Playgrounds and play facilities form an integral part of any school premises, especially in nursery or elementary schools that cater for the educational needs of younger children. Whilst play facilities are an excellent way for children to burn off their excess energy and improve their physical skills such as strength, dexterity and coordination, they are also a vital part of learning and education. Whilst many people will see play as simply an activity that promotes fun and enjoyment, there is also a range of recognized educational benefits from this type of activity. Put simply, a child at play is one that is exploring the world and building their understanding of basic concepts that will be developed as they get older. In this article, three ways in which teachers use playground facilities to reinforce a range of learning methods will be explored in detail.

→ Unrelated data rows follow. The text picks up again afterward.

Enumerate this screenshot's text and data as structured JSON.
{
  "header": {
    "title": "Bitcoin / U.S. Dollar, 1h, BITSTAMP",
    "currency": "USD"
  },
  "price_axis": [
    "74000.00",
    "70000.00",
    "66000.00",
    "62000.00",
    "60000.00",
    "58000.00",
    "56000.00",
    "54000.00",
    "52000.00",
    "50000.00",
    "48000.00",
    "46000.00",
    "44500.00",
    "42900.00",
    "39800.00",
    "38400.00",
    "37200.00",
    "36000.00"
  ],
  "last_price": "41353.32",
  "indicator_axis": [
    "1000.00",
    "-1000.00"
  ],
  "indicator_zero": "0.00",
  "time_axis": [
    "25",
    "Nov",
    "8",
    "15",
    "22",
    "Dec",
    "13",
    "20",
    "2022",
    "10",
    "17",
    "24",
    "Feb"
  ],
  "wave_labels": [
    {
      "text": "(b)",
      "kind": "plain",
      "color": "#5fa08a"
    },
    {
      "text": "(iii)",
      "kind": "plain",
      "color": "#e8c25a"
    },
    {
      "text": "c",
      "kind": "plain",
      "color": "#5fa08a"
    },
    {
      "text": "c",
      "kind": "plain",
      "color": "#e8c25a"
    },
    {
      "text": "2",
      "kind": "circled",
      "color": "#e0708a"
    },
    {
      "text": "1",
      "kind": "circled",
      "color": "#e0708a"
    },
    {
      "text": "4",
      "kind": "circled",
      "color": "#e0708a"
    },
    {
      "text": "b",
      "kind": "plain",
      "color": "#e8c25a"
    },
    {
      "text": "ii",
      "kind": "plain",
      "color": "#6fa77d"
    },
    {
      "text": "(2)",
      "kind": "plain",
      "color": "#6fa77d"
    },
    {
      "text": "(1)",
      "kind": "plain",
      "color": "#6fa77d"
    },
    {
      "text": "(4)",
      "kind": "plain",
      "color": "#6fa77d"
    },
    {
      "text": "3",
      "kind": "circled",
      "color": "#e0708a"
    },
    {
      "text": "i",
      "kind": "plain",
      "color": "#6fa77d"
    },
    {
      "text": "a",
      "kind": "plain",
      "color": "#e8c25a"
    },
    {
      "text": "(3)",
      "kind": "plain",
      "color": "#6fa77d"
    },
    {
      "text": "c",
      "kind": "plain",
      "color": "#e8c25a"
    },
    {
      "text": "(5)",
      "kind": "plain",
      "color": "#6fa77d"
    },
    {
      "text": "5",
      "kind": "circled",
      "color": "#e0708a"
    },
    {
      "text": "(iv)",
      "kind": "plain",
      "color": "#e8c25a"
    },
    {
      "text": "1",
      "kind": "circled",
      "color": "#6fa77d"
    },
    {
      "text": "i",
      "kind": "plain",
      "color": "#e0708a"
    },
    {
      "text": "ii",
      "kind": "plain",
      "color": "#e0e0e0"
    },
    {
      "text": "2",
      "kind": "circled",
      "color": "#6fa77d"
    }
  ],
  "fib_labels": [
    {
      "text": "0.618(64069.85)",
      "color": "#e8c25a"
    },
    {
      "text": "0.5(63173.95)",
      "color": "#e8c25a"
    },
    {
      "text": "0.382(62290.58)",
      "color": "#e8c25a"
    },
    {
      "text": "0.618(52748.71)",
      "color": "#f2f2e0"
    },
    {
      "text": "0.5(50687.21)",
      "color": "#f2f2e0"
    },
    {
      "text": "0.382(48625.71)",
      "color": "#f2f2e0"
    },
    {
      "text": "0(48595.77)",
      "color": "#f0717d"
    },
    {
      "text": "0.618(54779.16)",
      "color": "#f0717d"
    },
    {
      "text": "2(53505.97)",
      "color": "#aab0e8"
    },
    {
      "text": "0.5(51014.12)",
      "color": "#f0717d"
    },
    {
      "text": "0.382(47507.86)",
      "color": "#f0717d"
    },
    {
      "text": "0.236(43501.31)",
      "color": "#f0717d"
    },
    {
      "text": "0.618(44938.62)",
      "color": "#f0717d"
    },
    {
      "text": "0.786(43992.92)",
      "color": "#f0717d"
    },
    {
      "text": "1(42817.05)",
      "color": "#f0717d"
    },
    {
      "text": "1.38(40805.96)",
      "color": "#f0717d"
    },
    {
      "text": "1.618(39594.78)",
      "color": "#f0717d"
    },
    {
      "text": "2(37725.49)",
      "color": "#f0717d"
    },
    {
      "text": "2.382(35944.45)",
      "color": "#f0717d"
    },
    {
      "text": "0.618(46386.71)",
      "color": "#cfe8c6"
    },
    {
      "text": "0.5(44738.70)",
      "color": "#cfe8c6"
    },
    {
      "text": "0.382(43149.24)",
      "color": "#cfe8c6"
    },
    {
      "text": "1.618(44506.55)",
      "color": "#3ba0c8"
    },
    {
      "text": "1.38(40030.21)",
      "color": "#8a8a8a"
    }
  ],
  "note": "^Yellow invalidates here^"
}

Unstructured play is a form of recreation where a child takes part in various fun activities that have no specific learning goal. For example, in a play area, children can be given building blocks and allowed to build structures and designs that they create themselves without obeying any pre-set design plans. In a playground environment, children can be given the opportunity to play on a range of equipment pieces in any order they wish and have the freedom to create their own games and rules on these pieces of apparatus. School playground equipment such as that supplied by www.huckplay.co.uk can provide the ideal environment for unstructured learning. This type of learning allows children to gain autonomy over how they approach their play and can help to foster strong creativity skills. In addition, children improve communication with others as they create and discuss the rules of games using this equipment.
Teachers will commonly incorporate a range of group activities that can be carried out for recreation. In the playground environment, this may involve team games such as football or other sports that require children to play together in groups. Group activities are a great source of fun for children but they also serve to build some key skills that are of benefit in all stages of life. Team games allow children to work together as a group and communicate effectively. The basics of leadership skills can be developed by undertaking group sports (such as having a captain of the sports team who leads and communicates with the rest of their players) and the core skills of functioning together as one unit are developed. These types of skills are vital in adult life when entering into the world of work. It is important to be able to work with other team members and communicate effectively. You can read more about team activities for children here.
Improving social skills
As a final point, playgrounds are also an excellent way to improve and reinforce social skills in children. Many of the playground facilities will require children to take turns on playground apparatus or to use them after waiting for another child to move to the next piece of equipment. This helps a child to gain patience and understanding when playing in a group. Playing together in a playground helps children to be sociable with each other and develop friendships. This can be especially important if a family has only one child and doesn’t interact with other children often whilst in the home environment.